▼
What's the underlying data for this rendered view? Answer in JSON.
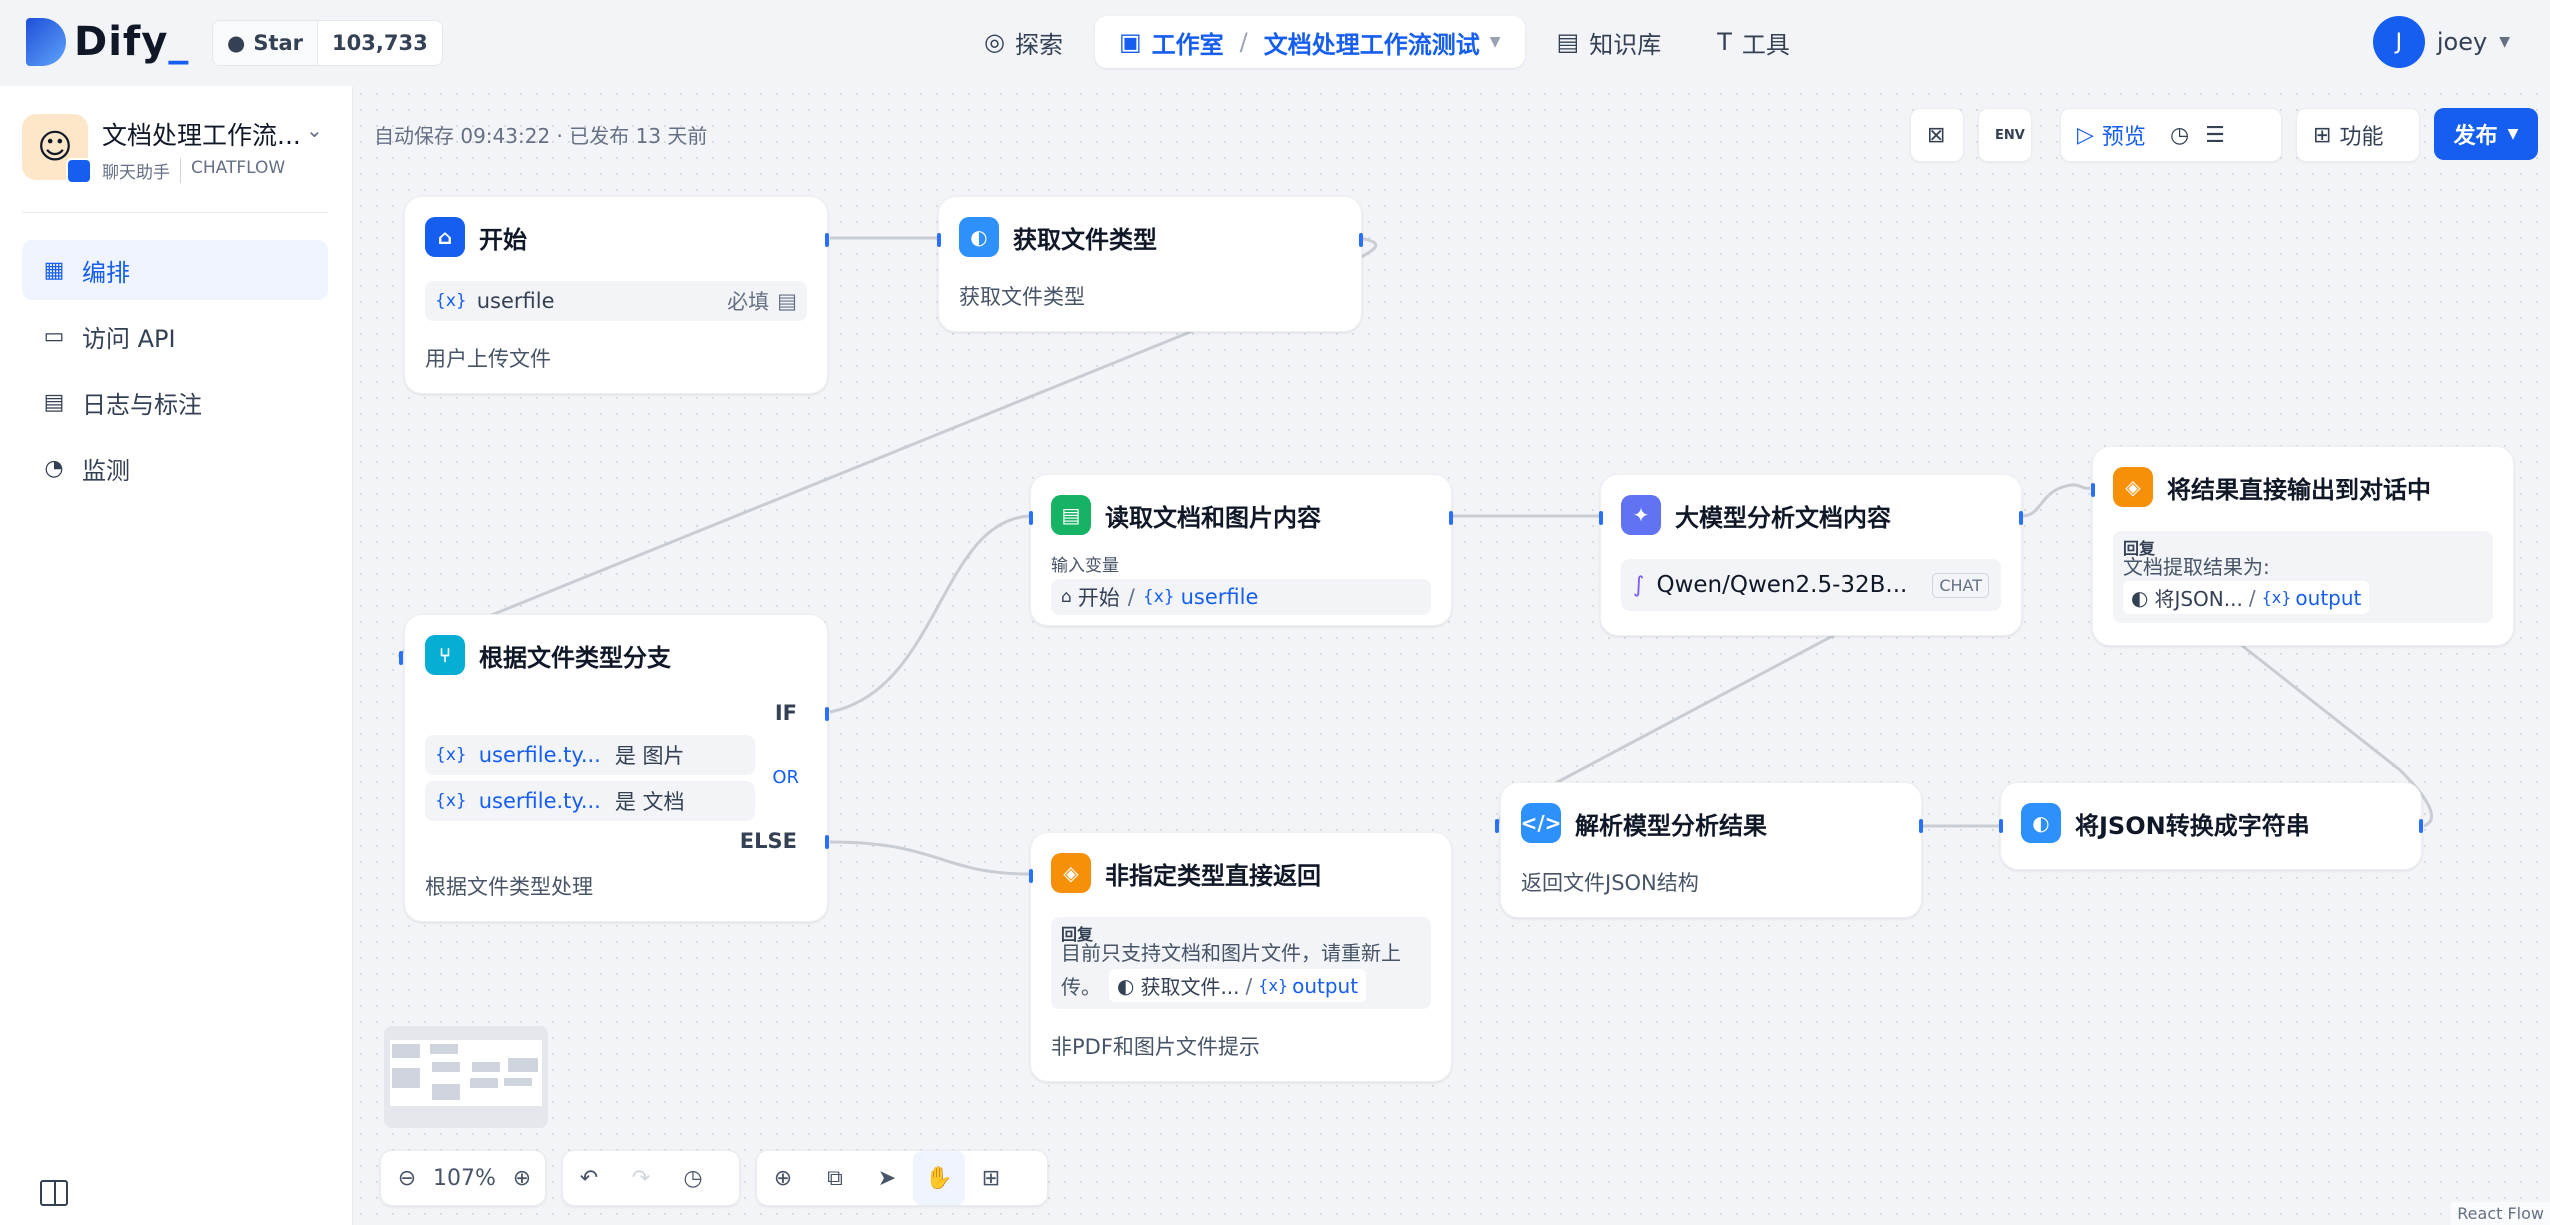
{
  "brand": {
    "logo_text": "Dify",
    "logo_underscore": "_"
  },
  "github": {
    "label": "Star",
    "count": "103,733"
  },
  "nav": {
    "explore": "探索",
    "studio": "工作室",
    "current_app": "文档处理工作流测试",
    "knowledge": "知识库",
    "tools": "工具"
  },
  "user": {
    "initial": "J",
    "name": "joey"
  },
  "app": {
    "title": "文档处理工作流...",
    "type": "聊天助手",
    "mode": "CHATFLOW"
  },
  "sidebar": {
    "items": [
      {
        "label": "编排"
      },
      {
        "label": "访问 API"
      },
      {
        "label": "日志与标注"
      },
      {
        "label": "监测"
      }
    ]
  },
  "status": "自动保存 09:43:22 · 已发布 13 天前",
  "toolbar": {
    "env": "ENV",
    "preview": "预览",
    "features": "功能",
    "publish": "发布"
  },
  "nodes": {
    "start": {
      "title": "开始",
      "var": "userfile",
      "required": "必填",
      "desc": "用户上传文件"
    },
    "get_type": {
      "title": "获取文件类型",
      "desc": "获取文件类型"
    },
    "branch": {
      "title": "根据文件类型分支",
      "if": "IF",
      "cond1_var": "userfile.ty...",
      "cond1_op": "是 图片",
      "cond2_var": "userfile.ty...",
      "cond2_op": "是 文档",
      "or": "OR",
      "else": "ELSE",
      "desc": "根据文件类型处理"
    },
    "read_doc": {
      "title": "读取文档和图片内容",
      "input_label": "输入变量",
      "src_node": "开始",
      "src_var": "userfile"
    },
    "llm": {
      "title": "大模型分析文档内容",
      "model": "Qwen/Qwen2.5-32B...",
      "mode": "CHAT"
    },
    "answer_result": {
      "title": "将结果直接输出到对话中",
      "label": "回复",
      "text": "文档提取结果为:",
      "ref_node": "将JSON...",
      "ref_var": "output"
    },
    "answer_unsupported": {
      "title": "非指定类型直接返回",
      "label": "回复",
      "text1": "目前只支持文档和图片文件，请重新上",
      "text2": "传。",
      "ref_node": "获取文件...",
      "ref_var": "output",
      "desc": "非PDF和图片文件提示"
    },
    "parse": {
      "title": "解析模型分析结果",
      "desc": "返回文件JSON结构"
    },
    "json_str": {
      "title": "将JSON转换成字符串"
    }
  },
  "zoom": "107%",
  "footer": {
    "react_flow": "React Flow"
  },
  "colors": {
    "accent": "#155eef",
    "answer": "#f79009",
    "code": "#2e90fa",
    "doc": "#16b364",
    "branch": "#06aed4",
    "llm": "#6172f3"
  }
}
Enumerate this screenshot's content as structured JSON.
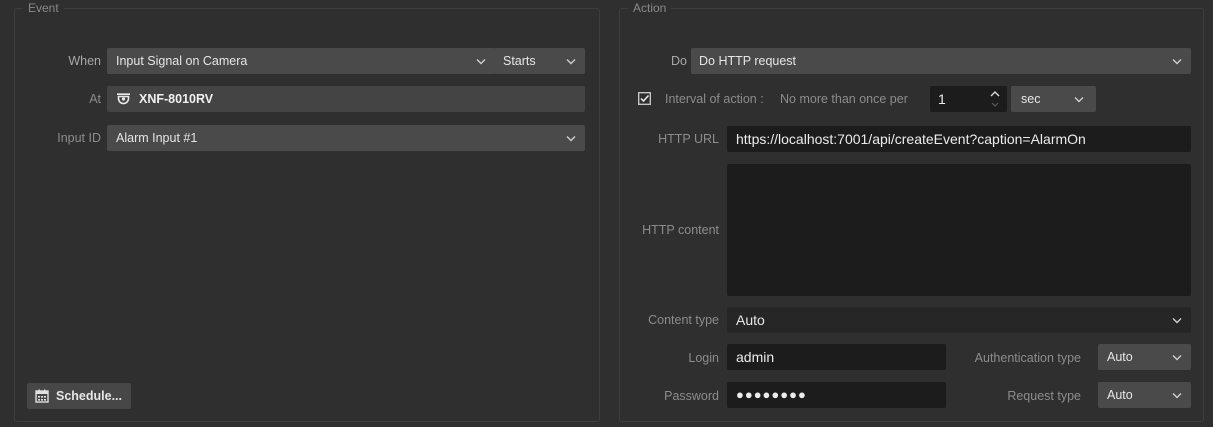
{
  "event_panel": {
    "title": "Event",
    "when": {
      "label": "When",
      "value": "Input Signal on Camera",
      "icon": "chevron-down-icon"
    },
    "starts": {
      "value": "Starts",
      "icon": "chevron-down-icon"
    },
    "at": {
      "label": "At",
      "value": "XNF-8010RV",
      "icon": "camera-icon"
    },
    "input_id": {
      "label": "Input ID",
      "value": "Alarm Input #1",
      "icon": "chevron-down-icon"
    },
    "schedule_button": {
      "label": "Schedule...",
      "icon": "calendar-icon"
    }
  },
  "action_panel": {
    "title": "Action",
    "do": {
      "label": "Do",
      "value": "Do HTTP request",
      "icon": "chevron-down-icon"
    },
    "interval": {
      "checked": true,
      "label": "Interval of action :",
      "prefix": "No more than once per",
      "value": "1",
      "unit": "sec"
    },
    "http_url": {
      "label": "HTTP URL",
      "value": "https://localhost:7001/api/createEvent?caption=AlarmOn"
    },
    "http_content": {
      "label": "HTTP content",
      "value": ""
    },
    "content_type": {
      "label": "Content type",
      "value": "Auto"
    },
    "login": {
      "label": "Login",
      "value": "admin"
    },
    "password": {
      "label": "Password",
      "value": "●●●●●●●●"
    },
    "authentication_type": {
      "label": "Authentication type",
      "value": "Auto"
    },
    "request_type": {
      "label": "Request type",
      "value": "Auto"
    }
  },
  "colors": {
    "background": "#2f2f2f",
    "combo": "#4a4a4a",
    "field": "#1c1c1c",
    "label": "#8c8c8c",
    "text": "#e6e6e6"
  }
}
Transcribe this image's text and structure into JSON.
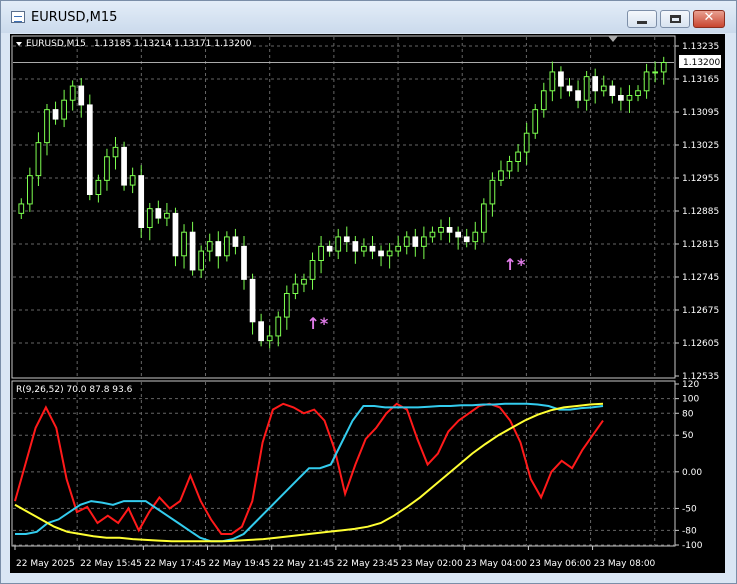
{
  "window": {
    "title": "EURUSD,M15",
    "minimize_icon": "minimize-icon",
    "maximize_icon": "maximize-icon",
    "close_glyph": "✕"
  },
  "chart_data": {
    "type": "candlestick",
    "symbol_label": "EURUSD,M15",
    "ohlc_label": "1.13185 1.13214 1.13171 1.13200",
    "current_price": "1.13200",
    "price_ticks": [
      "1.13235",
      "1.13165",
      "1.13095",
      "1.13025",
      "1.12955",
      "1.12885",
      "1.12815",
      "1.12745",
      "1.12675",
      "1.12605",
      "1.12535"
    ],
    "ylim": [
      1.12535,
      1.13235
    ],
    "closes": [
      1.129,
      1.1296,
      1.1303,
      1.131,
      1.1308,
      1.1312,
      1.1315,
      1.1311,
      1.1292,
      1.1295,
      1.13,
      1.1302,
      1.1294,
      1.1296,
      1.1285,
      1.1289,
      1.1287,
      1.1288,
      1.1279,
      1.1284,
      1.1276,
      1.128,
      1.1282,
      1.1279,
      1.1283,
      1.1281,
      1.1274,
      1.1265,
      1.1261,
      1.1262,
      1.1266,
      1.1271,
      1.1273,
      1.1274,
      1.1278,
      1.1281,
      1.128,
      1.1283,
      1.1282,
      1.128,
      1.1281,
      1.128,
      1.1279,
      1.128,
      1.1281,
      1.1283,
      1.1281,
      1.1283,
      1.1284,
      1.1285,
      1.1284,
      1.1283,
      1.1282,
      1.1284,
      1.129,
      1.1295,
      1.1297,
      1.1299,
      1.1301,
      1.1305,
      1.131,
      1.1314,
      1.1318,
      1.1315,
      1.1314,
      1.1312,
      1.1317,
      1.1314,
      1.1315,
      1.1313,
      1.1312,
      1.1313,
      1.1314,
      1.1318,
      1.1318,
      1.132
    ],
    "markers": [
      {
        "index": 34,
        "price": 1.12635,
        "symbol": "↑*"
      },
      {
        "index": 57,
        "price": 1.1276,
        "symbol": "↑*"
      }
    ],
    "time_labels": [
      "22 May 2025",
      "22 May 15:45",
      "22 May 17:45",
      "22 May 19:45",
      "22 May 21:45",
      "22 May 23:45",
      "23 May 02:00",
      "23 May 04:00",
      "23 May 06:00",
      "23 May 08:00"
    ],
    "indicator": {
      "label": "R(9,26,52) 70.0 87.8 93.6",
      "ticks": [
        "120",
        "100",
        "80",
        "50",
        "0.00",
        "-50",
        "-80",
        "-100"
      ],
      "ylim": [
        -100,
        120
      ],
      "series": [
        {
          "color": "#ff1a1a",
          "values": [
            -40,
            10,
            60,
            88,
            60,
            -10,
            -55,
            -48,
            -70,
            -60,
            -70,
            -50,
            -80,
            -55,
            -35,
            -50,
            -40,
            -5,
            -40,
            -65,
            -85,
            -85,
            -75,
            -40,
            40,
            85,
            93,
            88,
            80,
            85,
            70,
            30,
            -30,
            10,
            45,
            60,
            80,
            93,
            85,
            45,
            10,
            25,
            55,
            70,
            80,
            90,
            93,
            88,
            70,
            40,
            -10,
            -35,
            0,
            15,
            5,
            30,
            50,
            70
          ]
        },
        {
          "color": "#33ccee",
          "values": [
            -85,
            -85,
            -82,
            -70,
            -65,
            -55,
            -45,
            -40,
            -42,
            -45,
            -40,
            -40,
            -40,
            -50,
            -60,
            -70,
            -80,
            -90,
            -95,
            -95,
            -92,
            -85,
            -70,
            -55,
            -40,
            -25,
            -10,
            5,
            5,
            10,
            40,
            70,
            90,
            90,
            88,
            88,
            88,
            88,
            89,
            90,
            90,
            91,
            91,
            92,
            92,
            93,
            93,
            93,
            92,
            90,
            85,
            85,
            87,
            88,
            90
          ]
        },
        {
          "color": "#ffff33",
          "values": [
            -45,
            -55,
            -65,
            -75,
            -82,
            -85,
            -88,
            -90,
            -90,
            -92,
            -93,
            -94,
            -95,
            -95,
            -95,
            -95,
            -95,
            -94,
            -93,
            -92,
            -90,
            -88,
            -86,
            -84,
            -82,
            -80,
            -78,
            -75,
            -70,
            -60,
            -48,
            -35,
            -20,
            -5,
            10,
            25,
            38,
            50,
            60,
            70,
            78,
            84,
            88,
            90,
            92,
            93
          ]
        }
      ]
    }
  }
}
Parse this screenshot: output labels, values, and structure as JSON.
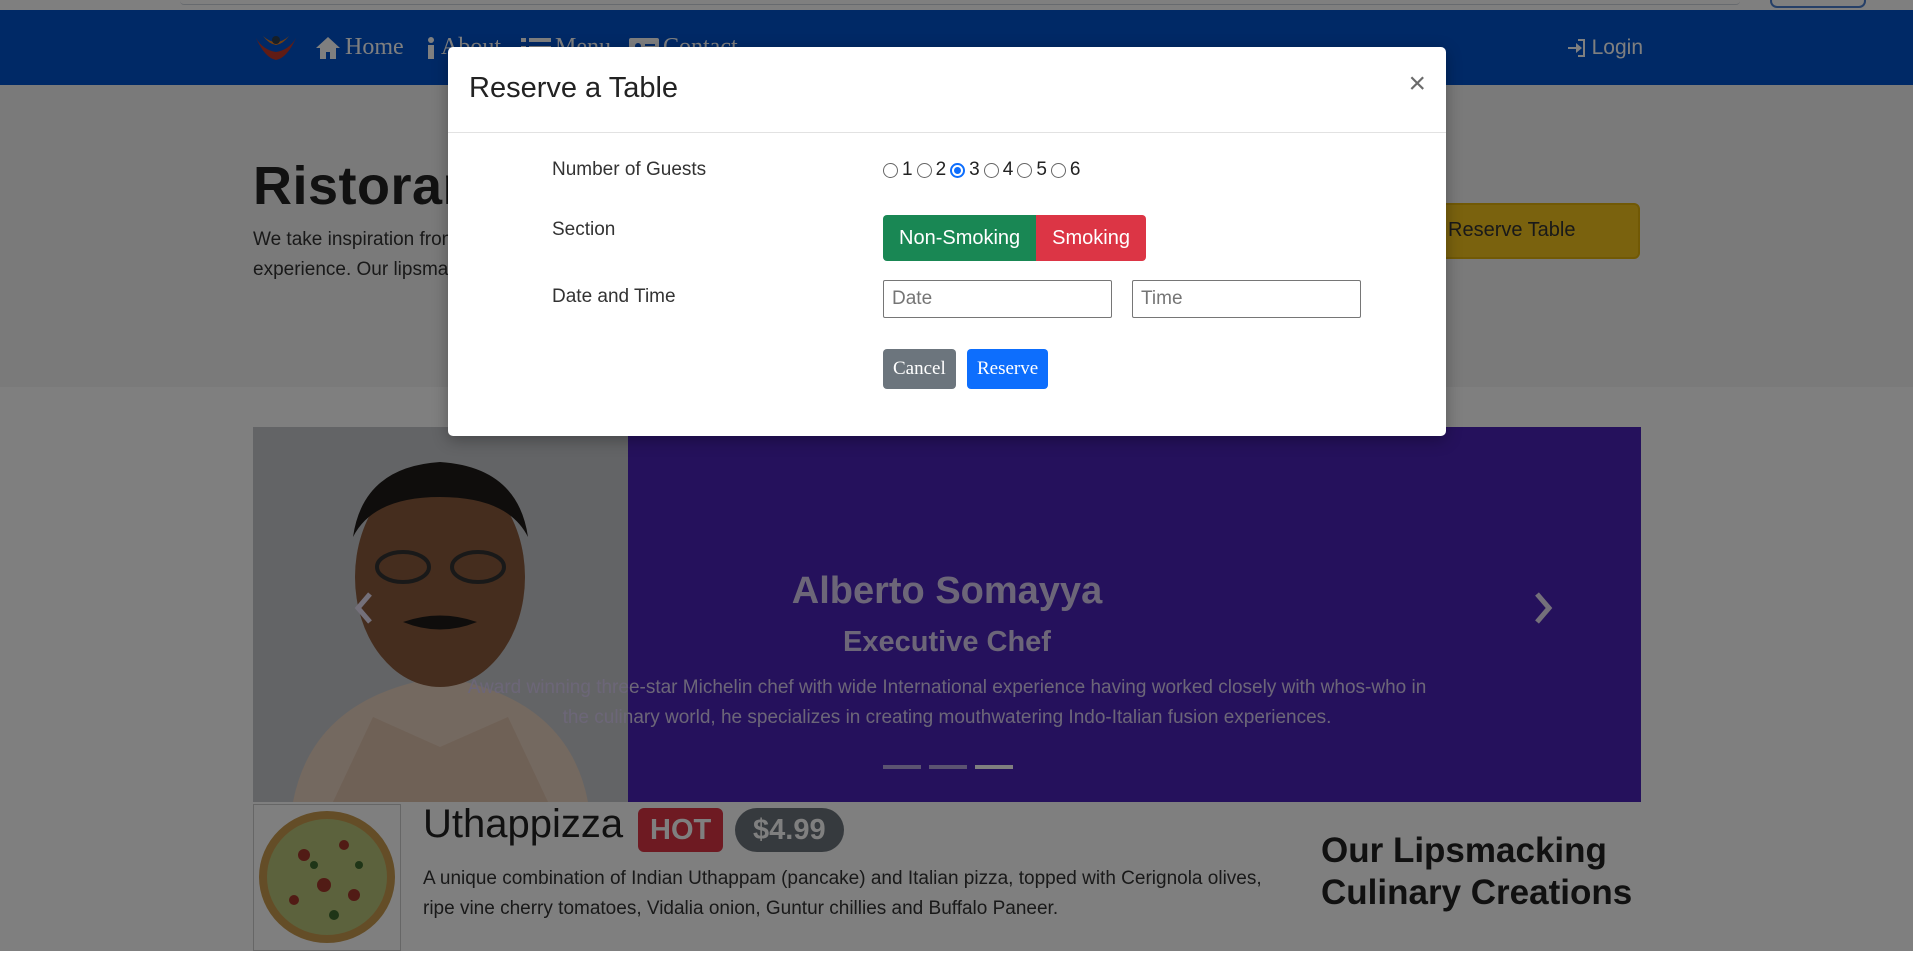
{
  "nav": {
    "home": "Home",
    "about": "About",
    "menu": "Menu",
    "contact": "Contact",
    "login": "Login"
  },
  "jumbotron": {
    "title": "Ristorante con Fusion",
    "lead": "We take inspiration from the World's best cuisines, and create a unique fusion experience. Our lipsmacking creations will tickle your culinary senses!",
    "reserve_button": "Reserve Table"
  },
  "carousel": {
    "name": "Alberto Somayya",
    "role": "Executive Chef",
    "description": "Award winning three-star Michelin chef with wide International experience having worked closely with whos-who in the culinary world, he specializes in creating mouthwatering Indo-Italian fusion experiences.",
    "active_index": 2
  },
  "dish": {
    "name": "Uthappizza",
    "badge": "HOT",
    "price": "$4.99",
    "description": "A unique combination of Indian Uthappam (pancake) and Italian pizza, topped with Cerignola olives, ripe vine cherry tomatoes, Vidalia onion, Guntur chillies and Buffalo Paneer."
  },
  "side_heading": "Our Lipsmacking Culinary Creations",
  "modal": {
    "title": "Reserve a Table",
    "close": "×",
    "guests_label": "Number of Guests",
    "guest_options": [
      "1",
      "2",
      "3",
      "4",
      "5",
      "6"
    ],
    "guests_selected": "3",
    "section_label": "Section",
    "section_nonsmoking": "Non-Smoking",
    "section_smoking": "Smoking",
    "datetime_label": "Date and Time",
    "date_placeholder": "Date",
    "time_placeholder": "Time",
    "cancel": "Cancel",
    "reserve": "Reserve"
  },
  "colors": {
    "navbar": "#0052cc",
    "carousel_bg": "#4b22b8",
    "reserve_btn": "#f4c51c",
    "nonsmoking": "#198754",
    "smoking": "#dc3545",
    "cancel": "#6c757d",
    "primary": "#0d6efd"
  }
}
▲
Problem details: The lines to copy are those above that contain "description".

Task solution:
    "description": "Award winning three-star Michelin chef with wide International experience having worked closely with whos-who in the culinary world, he specializes in creating mouthwatering Indo-Italian fusion experiences.",
    "description": "A unique combination of Indian Uthappam (pancake) and Italian pizza, topped with Cerignola olives, ripe vine cherry tomatoes, Vidalia onion, Guntur chillies and Buffalo Paneer."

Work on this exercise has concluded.